The storage pouches offer quite a bit of room. As I said, Rachel only wants to carry a power brick, her iPod and earbuds, and perhaps a small notebook and some pens. I carry quite a bit more in my bag, so I decided to see how much I could fit in there. In one pouch I fit a junior-sized notebook; I put some pens in the mesh pocket. In the other pouch, I stuffed in the laptop power brick, an iPod usb cable, the usb cable for my Sony PRS-505 reader, a power brick for the Sony reader, a charger for my cell phone, a travel mouse, and a usb flash drive. That was most everything from my bigger laptop bag, but there wasn’t really room for anything else. This pouch was very full, and I had to take everything out to find the correct cable.
I also tried my Dell Studio 15 laptop in the bag. It fit well and the strap held it securely in the laptop compartment. The Dells have a wedge shape so they are thicker back at the hinge. That shape makes it a tight fit in some bags and sleeves, but it was no problem in the LapTrap.

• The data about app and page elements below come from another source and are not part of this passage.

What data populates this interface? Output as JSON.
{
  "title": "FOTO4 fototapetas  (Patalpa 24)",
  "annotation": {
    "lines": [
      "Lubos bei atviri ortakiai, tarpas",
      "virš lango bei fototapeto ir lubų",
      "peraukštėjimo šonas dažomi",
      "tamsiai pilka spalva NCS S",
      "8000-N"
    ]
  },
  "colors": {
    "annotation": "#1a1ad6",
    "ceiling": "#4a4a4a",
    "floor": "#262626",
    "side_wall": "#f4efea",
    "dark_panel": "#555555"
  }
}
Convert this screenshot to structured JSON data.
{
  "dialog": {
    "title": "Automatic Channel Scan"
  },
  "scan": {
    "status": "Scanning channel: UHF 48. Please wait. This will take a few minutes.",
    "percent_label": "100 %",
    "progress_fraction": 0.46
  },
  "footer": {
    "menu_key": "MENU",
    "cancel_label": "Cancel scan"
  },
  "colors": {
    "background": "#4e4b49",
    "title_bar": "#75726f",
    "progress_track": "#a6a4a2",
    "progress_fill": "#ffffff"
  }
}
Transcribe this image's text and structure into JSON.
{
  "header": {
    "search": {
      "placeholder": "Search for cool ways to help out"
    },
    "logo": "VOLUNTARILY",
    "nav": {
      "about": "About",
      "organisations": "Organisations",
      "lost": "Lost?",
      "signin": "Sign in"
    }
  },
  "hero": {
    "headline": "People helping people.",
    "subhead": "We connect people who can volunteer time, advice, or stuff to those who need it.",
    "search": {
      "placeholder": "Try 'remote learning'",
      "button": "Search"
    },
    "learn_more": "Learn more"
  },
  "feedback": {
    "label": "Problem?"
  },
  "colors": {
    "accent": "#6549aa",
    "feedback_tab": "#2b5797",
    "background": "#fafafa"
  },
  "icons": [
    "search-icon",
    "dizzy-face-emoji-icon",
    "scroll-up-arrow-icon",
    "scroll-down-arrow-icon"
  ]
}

Now for the negatives. There is no room to use a mouse when the laptop is in this bag. That’s no problem for Rachel, who always uses the touchpad. I don’t like touchpads, so I’d need to find some place to use the mouse. If you are sitting in a chair with arms, the “saddlebags” get in the way. You can use the laptop with those pouches closed, but it will sit unevenly if the pouches aren’t packed the same. Rachel also says one end of the security strap gets in the way while using the laptop. Luckily that end of the strap has the soft, loopy Velcro, so you can tuck it into your lap without worry of damaging your clothes. And since the security strap is open, the computer isn’t secured in the case while it is being used.
All in all, the LapTrap is a good solution for Rachel’s needs. It is a good place to store her laptop when she’s not using it. It helps her laptop stay cool while she uses it everywhere but on her desk, and it provides enough room for the things she wants to take along with her. For $58, the LapTrap is a nice bag at a good price.